## ACTIVITY
The word "eyes" marks the lines to keep; find each one in the data and copy it.

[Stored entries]
◇ ◇ ◇ ◇
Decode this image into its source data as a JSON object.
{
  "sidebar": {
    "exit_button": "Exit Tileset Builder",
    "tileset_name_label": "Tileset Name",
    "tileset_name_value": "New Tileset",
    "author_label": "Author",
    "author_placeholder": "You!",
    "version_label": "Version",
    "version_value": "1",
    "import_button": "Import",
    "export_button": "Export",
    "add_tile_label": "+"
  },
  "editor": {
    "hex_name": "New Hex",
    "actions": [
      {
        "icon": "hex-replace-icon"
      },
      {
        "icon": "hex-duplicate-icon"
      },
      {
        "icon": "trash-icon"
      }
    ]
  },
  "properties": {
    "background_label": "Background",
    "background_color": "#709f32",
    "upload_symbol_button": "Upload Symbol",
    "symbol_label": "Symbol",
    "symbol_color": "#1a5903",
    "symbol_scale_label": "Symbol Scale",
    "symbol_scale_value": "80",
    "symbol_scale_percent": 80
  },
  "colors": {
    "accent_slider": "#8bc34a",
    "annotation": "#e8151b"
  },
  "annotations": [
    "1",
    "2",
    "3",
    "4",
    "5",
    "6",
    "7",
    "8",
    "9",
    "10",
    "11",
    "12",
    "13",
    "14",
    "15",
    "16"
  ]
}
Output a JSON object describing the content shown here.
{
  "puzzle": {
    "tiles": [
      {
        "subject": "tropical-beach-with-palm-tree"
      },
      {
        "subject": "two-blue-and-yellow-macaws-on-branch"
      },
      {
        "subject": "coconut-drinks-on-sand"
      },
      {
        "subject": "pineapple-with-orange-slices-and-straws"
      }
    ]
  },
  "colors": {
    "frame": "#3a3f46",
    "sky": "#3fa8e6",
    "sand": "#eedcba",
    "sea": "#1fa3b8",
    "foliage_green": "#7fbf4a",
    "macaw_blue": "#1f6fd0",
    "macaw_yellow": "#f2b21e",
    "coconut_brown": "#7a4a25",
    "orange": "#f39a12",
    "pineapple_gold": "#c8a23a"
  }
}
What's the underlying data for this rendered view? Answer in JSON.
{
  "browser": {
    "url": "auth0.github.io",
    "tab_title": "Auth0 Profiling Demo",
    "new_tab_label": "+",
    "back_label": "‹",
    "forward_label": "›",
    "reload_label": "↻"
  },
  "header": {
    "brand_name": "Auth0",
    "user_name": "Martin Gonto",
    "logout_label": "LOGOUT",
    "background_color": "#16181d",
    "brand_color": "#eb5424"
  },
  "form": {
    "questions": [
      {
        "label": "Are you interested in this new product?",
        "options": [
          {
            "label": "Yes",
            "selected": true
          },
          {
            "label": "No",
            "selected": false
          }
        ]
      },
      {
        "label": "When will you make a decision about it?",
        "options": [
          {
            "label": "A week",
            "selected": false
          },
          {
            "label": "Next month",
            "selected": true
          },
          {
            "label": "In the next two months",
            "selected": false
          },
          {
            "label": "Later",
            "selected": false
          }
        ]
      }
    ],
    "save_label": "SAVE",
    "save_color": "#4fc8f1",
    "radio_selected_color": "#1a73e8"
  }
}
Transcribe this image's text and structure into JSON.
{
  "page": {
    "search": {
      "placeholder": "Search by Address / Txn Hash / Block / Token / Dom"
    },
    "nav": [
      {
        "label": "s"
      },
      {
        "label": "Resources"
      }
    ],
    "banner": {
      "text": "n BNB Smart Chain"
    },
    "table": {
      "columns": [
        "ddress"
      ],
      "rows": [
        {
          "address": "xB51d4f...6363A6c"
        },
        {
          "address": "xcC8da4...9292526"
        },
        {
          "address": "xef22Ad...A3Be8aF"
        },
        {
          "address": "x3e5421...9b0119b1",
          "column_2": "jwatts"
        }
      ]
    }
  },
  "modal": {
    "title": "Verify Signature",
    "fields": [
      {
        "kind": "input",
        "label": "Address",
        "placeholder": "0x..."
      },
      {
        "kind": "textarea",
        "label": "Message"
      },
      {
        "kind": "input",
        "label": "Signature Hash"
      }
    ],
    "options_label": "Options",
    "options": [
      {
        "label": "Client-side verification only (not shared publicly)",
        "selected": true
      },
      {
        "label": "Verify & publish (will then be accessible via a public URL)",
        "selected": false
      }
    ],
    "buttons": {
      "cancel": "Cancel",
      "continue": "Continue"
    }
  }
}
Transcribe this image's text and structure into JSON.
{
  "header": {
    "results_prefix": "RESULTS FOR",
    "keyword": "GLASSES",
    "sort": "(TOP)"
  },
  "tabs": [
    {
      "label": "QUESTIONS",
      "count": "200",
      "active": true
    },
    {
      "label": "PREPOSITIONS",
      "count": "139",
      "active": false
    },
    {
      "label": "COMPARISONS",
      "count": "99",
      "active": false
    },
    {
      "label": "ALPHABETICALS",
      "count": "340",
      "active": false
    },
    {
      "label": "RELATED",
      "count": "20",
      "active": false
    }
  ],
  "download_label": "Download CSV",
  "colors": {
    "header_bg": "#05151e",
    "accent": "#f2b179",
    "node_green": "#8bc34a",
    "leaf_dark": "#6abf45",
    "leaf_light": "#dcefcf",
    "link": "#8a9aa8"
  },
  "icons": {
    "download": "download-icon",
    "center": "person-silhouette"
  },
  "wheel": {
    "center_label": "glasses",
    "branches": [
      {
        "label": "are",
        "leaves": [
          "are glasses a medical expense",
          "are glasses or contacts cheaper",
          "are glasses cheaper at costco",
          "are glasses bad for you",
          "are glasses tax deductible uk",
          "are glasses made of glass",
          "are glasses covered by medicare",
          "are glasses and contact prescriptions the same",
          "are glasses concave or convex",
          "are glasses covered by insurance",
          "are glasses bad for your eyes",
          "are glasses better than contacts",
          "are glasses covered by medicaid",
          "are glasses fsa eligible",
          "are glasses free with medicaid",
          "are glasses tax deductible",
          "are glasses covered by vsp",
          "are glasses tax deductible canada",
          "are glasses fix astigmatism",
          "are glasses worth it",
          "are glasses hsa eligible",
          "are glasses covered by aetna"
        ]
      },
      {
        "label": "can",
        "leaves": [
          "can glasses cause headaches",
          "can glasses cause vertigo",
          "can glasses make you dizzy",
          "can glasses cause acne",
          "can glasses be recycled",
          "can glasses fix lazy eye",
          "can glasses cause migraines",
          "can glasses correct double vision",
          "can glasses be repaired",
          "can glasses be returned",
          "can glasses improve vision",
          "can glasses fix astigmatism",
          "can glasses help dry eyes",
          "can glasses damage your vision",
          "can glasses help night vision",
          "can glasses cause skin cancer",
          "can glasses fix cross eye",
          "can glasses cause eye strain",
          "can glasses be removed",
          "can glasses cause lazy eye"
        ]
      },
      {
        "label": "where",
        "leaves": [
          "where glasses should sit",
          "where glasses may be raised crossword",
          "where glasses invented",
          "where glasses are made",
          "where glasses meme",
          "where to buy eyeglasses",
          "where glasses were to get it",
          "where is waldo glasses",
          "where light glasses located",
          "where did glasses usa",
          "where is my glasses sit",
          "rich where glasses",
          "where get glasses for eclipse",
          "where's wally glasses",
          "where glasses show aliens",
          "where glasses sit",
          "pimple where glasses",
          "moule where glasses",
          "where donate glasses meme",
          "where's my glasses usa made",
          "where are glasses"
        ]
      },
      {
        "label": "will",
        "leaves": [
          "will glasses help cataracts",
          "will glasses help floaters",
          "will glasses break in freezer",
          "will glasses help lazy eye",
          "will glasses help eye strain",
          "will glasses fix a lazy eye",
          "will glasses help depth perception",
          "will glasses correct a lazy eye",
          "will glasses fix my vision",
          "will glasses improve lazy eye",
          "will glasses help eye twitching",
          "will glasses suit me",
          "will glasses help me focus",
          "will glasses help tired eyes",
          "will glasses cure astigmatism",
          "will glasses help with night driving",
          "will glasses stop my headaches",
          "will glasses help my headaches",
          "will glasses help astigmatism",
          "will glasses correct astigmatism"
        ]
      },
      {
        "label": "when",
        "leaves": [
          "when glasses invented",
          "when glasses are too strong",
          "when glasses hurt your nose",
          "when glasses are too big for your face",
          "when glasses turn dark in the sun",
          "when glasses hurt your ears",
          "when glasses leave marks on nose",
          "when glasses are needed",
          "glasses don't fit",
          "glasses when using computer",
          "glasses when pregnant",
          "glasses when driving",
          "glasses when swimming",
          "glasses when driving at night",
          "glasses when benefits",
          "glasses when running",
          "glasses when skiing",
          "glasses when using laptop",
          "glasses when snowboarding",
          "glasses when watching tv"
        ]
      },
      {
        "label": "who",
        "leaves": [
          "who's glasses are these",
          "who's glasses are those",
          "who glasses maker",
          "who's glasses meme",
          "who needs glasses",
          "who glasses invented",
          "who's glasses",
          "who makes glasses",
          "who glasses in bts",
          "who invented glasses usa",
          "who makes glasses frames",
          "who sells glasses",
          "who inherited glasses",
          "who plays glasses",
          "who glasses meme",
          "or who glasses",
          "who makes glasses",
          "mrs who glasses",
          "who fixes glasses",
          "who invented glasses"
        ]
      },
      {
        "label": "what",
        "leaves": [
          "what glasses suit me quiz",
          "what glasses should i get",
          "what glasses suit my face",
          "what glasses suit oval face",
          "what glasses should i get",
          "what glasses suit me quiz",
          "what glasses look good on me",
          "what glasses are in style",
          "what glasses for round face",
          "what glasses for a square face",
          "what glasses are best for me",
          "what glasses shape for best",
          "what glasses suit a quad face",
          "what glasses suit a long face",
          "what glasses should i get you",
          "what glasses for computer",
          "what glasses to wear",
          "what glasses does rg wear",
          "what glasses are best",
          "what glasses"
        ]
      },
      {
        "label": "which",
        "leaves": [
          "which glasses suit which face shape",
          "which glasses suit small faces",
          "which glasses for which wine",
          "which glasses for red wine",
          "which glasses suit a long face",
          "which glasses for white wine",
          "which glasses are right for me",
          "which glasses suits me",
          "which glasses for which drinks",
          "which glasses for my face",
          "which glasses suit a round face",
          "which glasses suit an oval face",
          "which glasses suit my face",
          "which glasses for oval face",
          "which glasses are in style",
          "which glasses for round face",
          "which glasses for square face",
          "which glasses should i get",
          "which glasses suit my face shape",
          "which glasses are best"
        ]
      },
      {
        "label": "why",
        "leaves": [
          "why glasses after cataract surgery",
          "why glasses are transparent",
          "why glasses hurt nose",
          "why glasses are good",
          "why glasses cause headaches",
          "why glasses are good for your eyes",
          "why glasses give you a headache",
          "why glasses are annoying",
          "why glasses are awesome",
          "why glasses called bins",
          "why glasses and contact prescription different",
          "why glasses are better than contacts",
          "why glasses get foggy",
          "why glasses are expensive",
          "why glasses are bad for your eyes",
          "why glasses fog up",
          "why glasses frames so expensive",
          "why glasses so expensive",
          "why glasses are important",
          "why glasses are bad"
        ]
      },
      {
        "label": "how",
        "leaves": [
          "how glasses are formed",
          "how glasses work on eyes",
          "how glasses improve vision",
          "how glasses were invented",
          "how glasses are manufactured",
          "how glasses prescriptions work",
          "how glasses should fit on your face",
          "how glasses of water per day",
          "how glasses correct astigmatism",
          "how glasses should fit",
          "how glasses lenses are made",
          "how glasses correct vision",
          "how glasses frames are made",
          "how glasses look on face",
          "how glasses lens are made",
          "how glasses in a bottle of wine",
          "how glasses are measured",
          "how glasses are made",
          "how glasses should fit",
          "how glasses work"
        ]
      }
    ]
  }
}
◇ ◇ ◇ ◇
## ANSWER FOR THIS EXERCISE
          "are glasses bad for your eyes",
          "can glasses help dry eyes",
          "will glasses help tired eyes",
          "why glasses are good for your eyes",
          "why glasses are bad for your eyes",
          "how glasses work on eyes",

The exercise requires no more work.